HL Deb 10 May 1923 vol 54 c92

Order of the Day for the Second Reading read.


My Lords, before the war, under the Act of 1831, special constables could be appointed in counties only when a tumult or a riot had taken place or when such disorder was reasonably to be apprehended. Under the Act of 1882 special constables could be annually appointed in boroughs, but this provision was very often a dead letter. No provision existed for any general regulations for the control of special constables, their conditions of service, their expenses and matters of that kind. Further, except in the Metropolitan area the expenses of special constables fell upon the rates, instead of upon the police funds.

When the war broke out an addition to the police was found to be urgent, and these difficulties then became apparent. Consequently, the Act of 1914 was passed, empowering regulations to be made under Order in Council to provide for the appointment of special constables, although no tumult or riot had taken place or was to be immediately apprehended. The Act also provided for the expenses, instead of being borne upon the rates, being paid out of the police funds; but it applied only to special constables appointed during the war. The operation of the Act was continued under the War Emergency Laws (Continuance) Act until August 31 last; so that while the Act and regulations made under it apply to special constables appointed before that, no further appointments can be made except under pre-war conditions. This Bill is devised to make the Act of 1914 permanent and enable further recruitment to take place. The Bill makes no change in the powers of special constables. They have always been part of the regular police system and I believe that the first Act in relation to them was passed as far back as the time of Charles II. They are of course voluntary and can only act when the regular police are insufficient to maintain order. I beg to move.

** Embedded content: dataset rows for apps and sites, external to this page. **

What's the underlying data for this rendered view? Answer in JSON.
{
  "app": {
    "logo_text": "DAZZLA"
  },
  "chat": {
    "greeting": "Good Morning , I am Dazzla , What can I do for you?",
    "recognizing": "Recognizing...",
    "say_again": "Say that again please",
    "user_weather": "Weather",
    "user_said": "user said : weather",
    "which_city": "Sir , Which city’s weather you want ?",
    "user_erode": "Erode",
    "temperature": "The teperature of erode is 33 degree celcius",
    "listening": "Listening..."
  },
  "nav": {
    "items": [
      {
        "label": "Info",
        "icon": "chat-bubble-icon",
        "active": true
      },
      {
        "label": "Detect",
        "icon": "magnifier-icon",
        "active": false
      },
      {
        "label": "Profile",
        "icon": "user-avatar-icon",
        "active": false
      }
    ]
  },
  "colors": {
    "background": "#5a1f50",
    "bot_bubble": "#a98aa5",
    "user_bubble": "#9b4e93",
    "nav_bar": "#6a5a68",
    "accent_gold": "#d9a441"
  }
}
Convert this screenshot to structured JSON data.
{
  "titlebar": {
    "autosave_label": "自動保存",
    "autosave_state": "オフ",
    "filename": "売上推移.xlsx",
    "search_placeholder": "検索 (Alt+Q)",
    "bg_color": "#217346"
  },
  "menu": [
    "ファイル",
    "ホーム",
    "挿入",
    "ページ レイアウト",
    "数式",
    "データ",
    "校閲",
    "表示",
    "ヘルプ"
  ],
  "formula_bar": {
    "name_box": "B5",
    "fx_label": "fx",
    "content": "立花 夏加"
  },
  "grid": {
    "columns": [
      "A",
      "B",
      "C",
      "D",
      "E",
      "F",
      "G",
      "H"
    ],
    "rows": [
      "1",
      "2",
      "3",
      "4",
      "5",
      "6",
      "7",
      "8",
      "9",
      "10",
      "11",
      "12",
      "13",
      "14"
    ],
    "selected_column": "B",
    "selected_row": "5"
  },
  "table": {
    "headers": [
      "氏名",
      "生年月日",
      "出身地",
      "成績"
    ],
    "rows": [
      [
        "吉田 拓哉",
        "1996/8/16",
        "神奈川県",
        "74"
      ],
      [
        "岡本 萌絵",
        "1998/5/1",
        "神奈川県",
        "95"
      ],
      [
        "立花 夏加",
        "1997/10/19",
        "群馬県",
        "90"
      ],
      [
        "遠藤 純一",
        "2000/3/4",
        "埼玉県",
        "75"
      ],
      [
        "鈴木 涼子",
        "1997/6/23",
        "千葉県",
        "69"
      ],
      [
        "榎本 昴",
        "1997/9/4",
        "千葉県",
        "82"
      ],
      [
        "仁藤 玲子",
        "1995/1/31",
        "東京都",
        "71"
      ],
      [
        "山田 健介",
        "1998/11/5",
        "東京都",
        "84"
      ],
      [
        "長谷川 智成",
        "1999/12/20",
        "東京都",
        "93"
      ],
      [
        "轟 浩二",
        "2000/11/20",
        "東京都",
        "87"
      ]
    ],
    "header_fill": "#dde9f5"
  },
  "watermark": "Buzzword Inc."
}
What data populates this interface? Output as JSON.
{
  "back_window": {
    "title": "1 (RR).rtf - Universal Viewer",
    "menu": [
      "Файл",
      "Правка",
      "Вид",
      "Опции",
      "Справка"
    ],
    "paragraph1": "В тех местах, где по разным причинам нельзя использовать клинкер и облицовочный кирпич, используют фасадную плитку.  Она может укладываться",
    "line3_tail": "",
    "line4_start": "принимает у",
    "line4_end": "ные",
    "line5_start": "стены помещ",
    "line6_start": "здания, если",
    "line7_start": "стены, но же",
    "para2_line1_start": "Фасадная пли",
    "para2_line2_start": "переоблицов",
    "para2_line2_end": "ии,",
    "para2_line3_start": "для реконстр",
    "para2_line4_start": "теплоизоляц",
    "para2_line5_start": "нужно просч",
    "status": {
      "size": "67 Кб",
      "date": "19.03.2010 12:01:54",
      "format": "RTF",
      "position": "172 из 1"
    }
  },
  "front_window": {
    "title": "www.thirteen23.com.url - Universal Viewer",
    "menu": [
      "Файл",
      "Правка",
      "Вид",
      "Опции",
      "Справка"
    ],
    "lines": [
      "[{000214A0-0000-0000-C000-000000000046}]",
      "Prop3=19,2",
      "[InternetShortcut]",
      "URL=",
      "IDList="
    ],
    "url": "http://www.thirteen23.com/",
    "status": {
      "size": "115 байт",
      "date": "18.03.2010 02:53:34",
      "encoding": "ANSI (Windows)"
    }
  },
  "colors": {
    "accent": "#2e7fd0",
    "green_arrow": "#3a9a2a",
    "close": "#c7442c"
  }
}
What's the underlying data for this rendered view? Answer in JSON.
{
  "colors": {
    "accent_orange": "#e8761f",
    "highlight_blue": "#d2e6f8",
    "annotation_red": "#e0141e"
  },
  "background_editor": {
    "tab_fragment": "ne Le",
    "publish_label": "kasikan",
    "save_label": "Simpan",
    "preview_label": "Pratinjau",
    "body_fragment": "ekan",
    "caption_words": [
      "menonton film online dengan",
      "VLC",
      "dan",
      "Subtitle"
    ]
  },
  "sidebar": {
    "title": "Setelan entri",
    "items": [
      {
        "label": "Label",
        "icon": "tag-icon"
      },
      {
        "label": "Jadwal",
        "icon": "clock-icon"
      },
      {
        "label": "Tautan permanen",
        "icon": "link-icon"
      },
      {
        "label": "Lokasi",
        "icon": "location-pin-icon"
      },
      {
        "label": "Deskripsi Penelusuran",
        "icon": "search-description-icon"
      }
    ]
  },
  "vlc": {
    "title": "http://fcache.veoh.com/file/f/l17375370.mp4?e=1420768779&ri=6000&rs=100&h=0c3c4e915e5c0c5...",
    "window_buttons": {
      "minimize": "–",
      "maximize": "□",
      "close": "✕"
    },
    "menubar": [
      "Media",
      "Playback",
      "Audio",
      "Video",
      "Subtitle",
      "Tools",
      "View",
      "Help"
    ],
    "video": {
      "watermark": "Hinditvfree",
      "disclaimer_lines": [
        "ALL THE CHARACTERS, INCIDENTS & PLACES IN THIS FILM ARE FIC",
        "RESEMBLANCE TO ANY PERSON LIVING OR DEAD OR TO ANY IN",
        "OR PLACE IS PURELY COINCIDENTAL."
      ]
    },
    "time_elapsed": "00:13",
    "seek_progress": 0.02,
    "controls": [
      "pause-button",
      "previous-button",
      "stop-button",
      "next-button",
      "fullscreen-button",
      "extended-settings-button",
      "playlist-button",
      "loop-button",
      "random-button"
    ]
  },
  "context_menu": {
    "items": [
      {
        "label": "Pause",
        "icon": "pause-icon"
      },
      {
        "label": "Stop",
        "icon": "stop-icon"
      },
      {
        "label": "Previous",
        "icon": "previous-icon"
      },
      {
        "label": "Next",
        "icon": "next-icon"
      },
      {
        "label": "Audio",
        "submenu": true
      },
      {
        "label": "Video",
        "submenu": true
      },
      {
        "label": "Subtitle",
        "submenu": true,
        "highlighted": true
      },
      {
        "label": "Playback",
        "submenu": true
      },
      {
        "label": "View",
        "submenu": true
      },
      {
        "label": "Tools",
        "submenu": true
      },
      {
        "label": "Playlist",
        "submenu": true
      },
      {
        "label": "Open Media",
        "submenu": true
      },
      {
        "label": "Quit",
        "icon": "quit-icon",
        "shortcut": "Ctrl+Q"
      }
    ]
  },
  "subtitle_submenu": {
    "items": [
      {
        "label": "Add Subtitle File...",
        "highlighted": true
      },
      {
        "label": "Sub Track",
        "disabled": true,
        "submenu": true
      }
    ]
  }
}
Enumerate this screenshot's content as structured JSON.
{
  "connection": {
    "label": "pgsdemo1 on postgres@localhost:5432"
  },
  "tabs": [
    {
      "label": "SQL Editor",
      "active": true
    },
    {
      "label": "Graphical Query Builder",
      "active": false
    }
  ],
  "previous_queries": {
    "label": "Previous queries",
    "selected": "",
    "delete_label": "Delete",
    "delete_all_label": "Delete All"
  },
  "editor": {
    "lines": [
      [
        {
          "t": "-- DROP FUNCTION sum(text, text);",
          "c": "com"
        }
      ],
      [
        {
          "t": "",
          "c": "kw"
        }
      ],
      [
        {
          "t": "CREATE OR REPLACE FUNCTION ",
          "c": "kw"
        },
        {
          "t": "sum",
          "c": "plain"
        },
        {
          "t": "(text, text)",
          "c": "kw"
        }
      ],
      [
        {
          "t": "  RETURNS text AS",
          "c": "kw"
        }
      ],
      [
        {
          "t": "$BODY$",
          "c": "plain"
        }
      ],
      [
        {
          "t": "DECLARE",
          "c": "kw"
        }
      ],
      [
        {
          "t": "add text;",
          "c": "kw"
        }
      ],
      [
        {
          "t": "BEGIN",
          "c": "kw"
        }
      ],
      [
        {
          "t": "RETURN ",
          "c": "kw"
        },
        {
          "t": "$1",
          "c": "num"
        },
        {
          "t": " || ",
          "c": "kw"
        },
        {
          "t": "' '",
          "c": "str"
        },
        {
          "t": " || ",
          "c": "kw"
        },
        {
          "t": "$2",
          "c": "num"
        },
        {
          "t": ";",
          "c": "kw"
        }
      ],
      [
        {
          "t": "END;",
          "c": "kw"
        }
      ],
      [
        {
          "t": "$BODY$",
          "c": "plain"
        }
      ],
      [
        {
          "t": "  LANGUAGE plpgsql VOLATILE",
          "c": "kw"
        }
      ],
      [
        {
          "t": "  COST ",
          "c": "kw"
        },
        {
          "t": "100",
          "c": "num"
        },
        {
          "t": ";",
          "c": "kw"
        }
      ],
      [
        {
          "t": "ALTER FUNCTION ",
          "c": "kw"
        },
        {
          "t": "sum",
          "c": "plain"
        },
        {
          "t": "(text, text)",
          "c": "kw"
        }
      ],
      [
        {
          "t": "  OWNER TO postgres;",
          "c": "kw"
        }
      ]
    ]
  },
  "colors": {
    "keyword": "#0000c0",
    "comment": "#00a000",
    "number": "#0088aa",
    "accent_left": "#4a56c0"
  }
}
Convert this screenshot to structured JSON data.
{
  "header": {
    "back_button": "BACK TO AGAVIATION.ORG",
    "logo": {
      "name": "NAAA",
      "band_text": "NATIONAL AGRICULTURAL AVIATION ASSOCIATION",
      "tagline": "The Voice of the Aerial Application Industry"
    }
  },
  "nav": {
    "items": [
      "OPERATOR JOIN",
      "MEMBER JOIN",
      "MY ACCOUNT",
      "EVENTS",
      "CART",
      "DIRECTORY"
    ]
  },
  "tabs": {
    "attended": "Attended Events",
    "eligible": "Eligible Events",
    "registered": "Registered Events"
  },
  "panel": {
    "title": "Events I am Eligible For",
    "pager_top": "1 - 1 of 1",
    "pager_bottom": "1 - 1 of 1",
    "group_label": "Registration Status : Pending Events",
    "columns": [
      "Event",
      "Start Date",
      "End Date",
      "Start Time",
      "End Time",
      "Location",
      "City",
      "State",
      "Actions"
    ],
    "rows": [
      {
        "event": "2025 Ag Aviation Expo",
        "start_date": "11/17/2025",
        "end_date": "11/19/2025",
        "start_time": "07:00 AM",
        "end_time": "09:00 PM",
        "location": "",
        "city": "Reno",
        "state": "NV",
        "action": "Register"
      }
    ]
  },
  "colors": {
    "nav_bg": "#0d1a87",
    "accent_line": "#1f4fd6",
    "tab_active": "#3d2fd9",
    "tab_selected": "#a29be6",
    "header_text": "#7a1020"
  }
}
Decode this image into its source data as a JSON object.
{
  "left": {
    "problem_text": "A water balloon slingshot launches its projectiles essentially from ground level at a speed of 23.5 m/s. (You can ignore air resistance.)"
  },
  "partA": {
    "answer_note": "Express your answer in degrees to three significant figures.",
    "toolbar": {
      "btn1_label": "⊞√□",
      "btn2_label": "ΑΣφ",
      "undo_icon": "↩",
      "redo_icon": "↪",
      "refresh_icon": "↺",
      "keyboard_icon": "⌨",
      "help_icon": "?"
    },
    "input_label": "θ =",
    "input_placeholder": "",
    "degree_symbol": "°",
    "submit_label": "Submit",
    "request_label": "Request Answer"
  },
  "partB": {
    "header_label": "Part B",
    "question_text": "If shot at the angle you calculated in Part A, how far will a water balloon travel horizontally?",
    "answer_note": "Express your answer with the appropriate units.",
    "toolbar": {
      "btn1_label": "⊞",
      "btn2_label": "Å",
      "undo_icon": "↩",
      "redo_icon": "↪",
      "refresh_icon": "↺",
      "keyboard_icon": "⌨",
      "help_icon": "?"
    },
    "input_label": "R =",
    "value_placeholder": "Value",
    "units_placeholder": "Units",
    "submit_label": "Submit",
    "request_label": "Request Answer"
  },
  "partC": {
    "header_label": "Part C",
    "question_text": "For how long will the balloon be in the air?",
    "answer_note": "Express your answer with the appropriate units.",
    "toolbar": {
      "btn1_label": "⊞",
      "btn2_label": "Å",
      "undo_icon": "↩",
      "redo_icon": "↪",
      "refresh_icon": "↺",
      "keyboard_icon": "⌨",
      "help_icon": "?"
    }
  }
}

Moved, That the Bill be now read 2a.—(The Earl of Onslow.)

On Question, Bill read 2a, and committed to a Committee of the Whole House.